This is degenerate, but ought it to be illegal?
In the real world, there are many behaviors that are degenerate but not illegal, or no longer illegal, except in certain states of the Union where they frown on that sort of thing. (For instance, buying beer on Sunday.)
I took a quick look, and the example CaseTest[_] fails in the "copy" method but not in the companion module factory method, which are not exactly the same for some reason. The error is the wildcard in the new expr. (-Xprint:typer shows new pkg.this.CaseTest[_](data) versus new pkg.CaseTest[Any](data).) So this comes close to passing under the radar.
The spec says that the motivation for the shorthand A[_] is visibility and relevance.
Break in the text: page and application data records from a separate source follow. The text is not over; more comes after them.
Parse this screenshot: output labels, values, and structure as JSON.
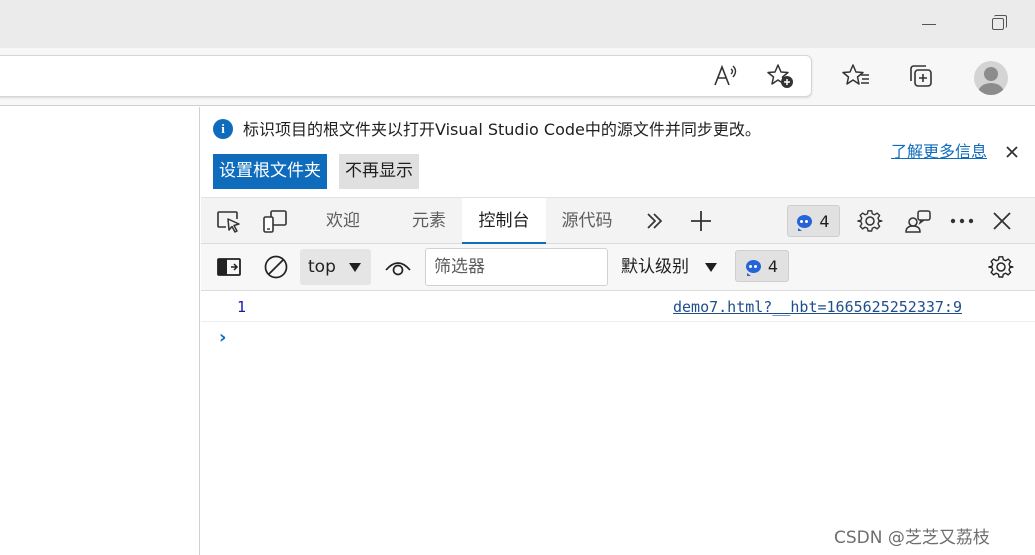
{
  "browser": {
    "icons": [
      "minimize-icon",
      "restore-icon",
      "read-aloud-icon",
      "add-favorite-icon",
      "favorites-icon",
      "collections-icon",
      "profile-avatar"
    ]
  },
  "infobar": {
    "message": "标识项目的根文件夹以打开Visual Studio Code中的源文件并同步更改。",
    "set_root_button": "设置根文件夹",
    "dont_show_button": "不再显示",
    "learn_more_link": "了解更多信息"
  },
  "devtools": {
    "tabs": [
      {
        "label": "欢迎",
        "active": false
      },
      {
        "label": "元素",
        "active": false
      },
      {
        "label": "控制台",
        "active": true
      },
      {
        "label": "源代码",
        "active": false
      }
    ],
    "issues_count": "4",
    "accent_color": "#0f6cbd"
  },
  "console": {
    "context": "top",
    "filter_placeholder": "筛选器",
    "level": "默认级别",
    "message_count": "4",
    "logs": [
      {
        "value": "1",
        "source": "demo7.html?__hbt=1665625252337:9"
      }
    ],
    "prompt_symbol": "›"
  },
  "watermark": "CSDN @芝芝又荔枝"
}
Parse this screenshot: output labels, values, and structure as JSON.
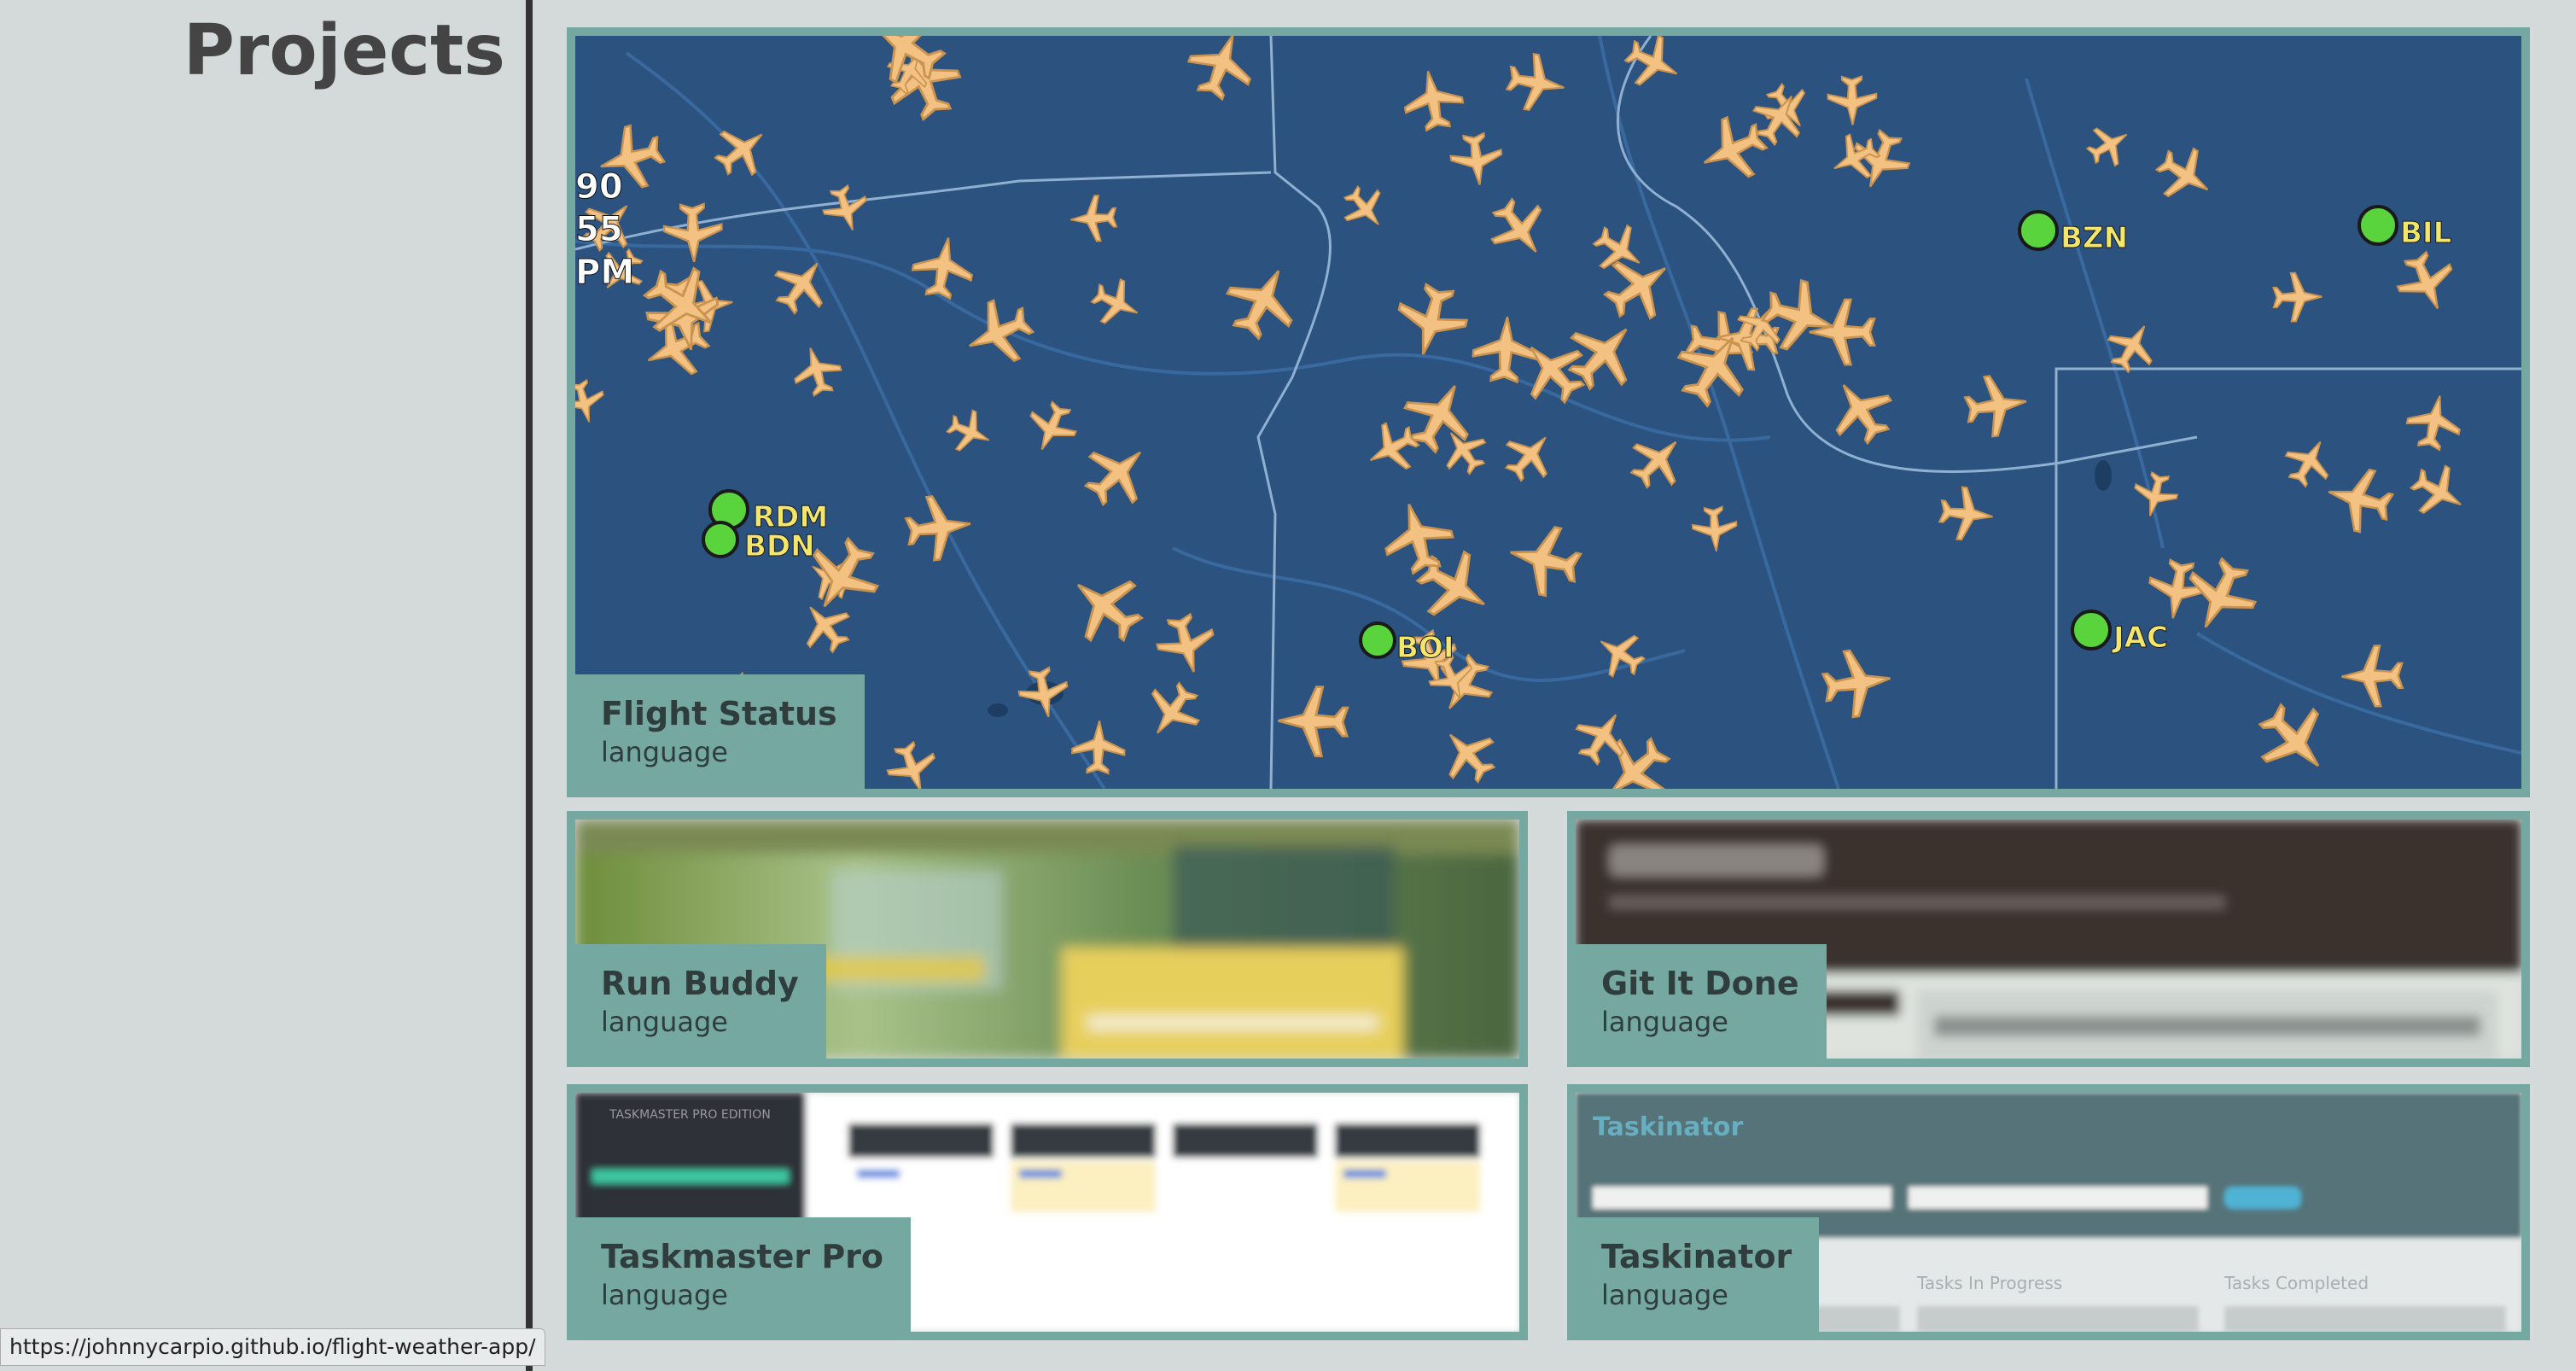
{
  "page": {
    "title": "Projects"
  },
  "projects": [
    {
      "title": "Flight Status",
      "language": "language",
      "airports": [
        "RDM",
        "BDN",
        "BOI",
        "BZN",
        "BIL",
        "JAC"
      ],
      "map_text": [
        "90",
        "55",
        "PM"
      ]
    },
    {
      "title": "Run Buddy",
      "language": "language"
    },
    {
      "title": "Git It Done",
      "language": "language"
    },
    {
      "title": "Taskmaster Pro",
      "language": "language",
      "thumb_text": [
        "TASKMASTER PRO EDITION"
      ]
    },
    {
      "title": "Taskinator",
      "language": "language",
      "thumb_text": [
        "Taskinator",
        "Tasks In Progress",
        "Tasks Completed"
      ]
    }
  ],
  "status_bar": {
    "url": "https://johnnycarpio.github.io/flight-weather-app/"
  },
  "colors": {
    "background": "#d4d9da",
    "card_border": "#76a8a2",
    "label_bg": "#76a8a2",
    "map_water": "#2c5280",
    "plane": "#f3c283",
    "airport_marker": "#5ad43c"
  }
}
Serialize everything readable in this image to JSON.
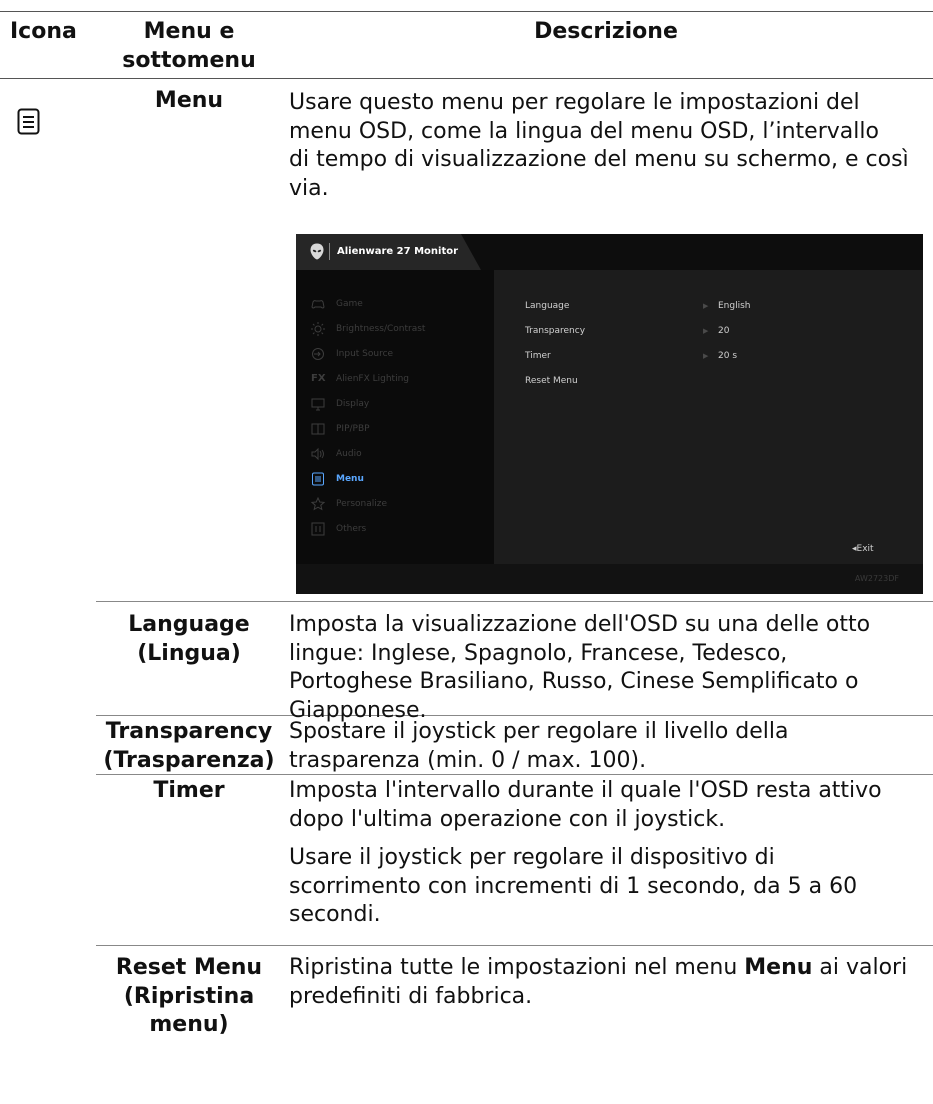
{
  "header": {
    "col_icon": "Icona",
    "col_menu_line1": "Menu e",
    "col_menu_line2": "sottomenu",
    "col_desc": "Descrizione"
  },
  "rows": {
    "menu": {
      "label": "Menu",
      "icon": "menu-list-icon",
      "desc_lines": [
        "Usare questo menu per regolare le impostazioni del",
        "menu OSD, come la lingua del menu OSD, l’intervallo",
        "di tempo di visualizzazione del menu su schermo, e così",
        "via."
      ]
    },
    "language": {
      "label_line1": "Language",
      "label_line2": "(Lingua)",
      "desc_lines": [
        "Imposta la visualizzazione dell'OSD su una delle otto",
        "lingue: Inglese, Spagnolo, Francese, Tedesco,",
        "Portoghese Brasiliano, Russo, Cinese Semplificato o",
        "Giapponese."
      ]
    },
    "transparency": {
      "label_line1": "Transparency",
      "label_line2": "(Trasparenza)",
      "desc_lines": [
        "Spostare il joystick per regolare il livello della",
        "trasparenza (min. 0 / max. 100)."
      ]
    },
    "timer": {
      "label": "Timer",
      "desc1_lines": [
        "Imposta l'intervallo durante il quale l'OSD resta attivo",
        "dopo l'ultima operazione con il joystick."
      ],
      "desc2_lines": [
        "Usare il joystick per regolare il dispositivo di",
        "scorrimento con incrementi di 1 secondo, da 5 a 60",
        "secondi."
      ]
    },
    "reset": {
      "label_line1": "Reset Menu",
      "label_line2": "(Ripristina",
      "label_line3": "menu)",
      "desc_pre": "Ripristina tutte le impostazioni nel menu ",
      "desc_bold": "Menu",
      "desc_post": " ai valori",
      "desc_line2": "predefiniti di fabbrica."
    }
  },
  "osd": {
    "title": "Alienware 27 Monitor",
    "menu_items": [
      {
        "label": "Game",
        "icon": "gamepad-icon",
        "active": false
      },
      {
        "label": "Brightness/Contrast",
        "icon": "brightness-icon",
        "active": false
      },
      {
        "label": "Input Source",
        "icon": "input-source-icon",
        "active": false
      },
      {
        "label": "AlienFX Lighting",
        "icon": "fx-icon",
        "active": false
      },
      {
        "label": "Display",
        "icon": "display-icon",
        "active": false
      },
      {
        "label": "PIP/PBP",
        "icon": "pip-icon",
        "active": false
      },
      {
        "label": "Audio",
        "icon": "speaker-icon",
        "active": false
      },
      {
        "label": "Menu",
        "icon": "menu-list-icon",
        "active": true
      },
      {
        "label": "Personalize",
        "icon": "star-icon",
        "active": false
      },
      {
        "label": "Others",
        "icon": "others-icon",
        "active": false
      }
    ],
    "options": [
      {
        "label": "Language",
        "value": "English"
      },
      {
        "label": "Transparency",
        "value": "20"
      },
      {
        "label": "Timer",
        "value": "20 s"
      },
      {
        "label": "Reset Menu",
        "value": ""
      }
    ],
    "exit_label": "◂Exit",
    "model": "AW2723DF"
  }
}
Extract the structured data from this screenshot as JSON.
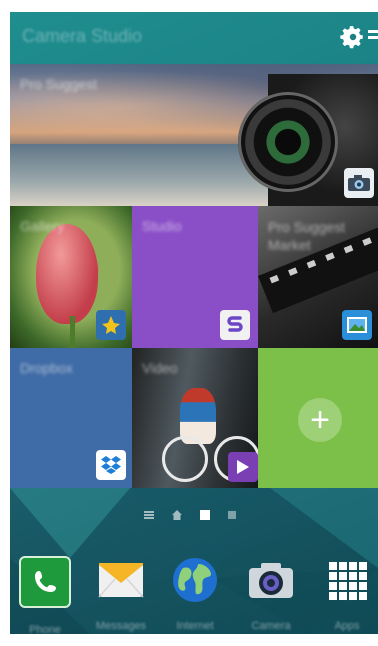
{
  "header": {
    "title": "Camera Studio",
    "settings_icon": "gear-icon",
    "menu_icon": "menu-icon"
  },
  "tiles": {
    "pro_suggest": {
      "label": "Pro Suggest",
      "icon": "camera-icon"
    },
    "gallery": {
      "label": "Gallery",
      "icon": "gallery-icon"
    },
    "studio": {
      "label": "Studio",
      "icon": "studio-icon"
    },
    "pro_suggest_market": {
      "label": "Pro Suggest Market",
      "icon": "film-icon"
    },
    "dropbox": {
      "label": "Dropbox",
      "icon": "dropbox-icon"
    },
    "video": {
      "label": "Video",
      "icon": "play-icon"
    },
    "add": {
      "label": "+"
    }
  },
  "pages": {
    "count": 4,
    "active_index": 2
  },
  "dock": [
    {
      "label": "Phone",
      "icon": "phone-icon"
    },
    {
      "label": "Messages",
      "icon": "envelope-icon"
    },
    {
      "label": "Internet",
      "icon": "globe-icon"
    },
    {
      "label": "Camera",
      "icon": "camera-icon"
    },
    {
      "label": "Apps",
      "icon": "apps-grid-icon"
    }
  ],
  "colors": {
    "studio": "#8a4fc7",
    "dropbox": "#3f6ba6",
    "add": "#7cc04a",
    "topbar": "#1f8f8f"
  }
}
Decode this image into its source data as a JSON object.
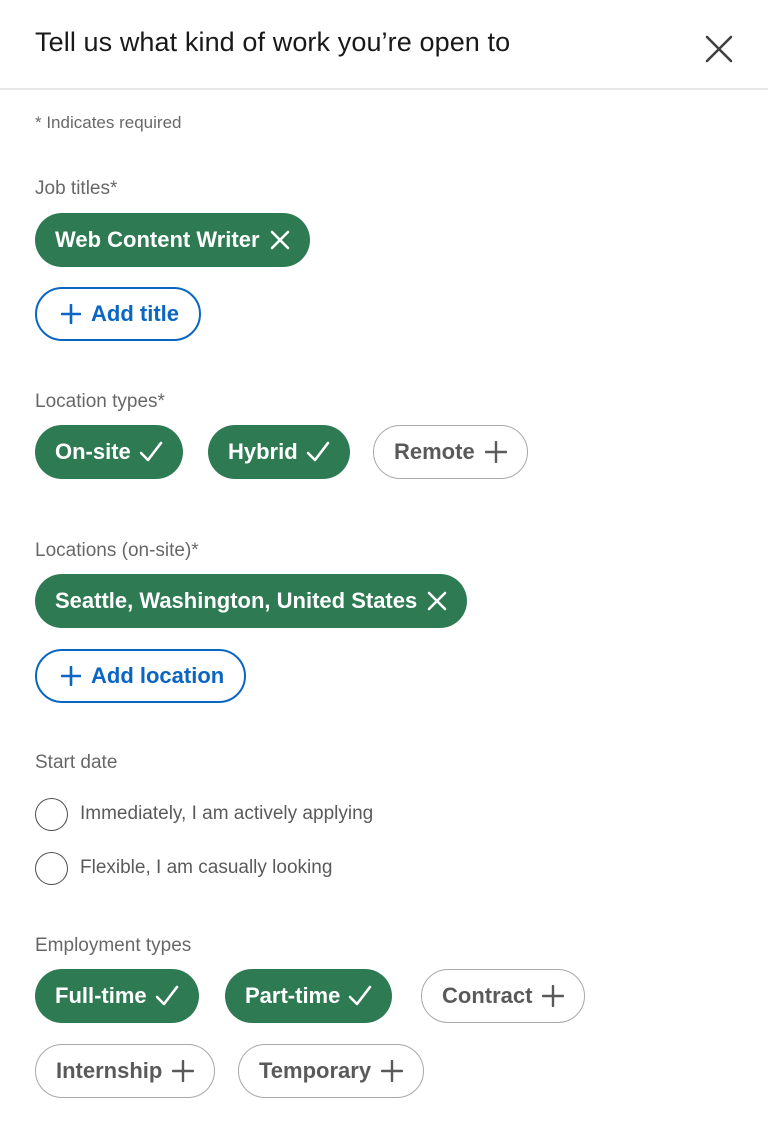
{
  "modal": {
    "title": "Tell us what kind of work you’re open to",
    "close_icon": "close-icon"
  },
  "required_note": "* Indicates required",
  "job_titles": {
    "label": "Job titles*",
    "selected": [
      "Web Content Writer"
    ],
    "add_label": "Add title"
  },
  "location_types": {
    "label": "Location types*",
    "options": [
      {
        "label": "On-site",
        "selected": true
      },
      {
        "label": "Hybrid",
        "selected": true
      },
      {
        "label": "Remote",
        "selected": false
      }
    ]
  },
  "locations": {
    "label": "Locations (on-site)*",
    "selected": [
      "Seattle, Washington, United States"
    ],
    "add_label": "Add location"
  },
  "start_date": {
    "label": "Start date",
    "options": [
      {
        "label": "Immediately, I am actively applying",
        "checked": false
      },
      {
        "label": "Flexible, I am casually looking",
        "checked": false
      }
    ]
  },
  "employment_types": {
    "label": "Employment types",
    "options": [
      {
        "label": "Full-time",
        "selected": true
      },
      {
        "label": "Part-time",
        "selected": true
      },
      {
        "label": "Contract",
        "selected": false
      },
      {
        "label": "Internship",
        "selected": false
      },
      {
        "label": "Temporary",
        "selected": false
      }
    ]
  },
  "colors": {
    "selected_pill": "#2e7b53",
    "link_blue": "#0a66c2"
  }
}
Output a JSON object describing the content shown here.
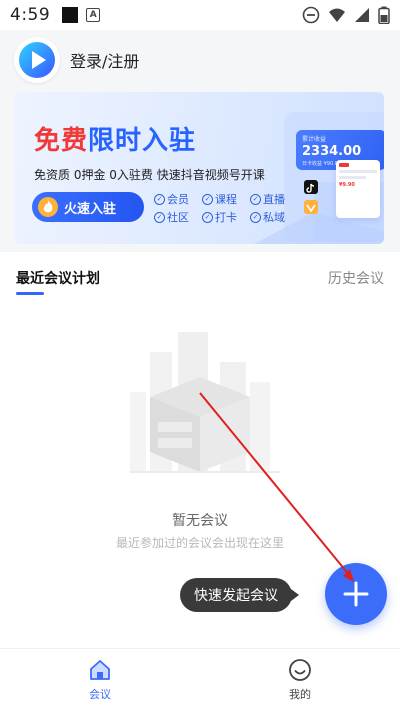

One use case for top-level _, in quick test code, is to stub some UserKlass[This, That, Other] as class UserKlass[_,_,_].
I have to come up with symbols? Couldn't the compiler just make me a symbol? So I don't have to remember if we prefer A,B,C or T,U,V? This goes to relevance. And it depletes my decision-making budget.
Another use case is where a type param is deprecated because improvements in type inference make it superfluous.
trait T[@deprecated("I'm free","2.11") _, B <: S[_]]
Then, hypothetically, one could warn on usage of T[X, Y] but not T[_, Y].
Just thinking aloud.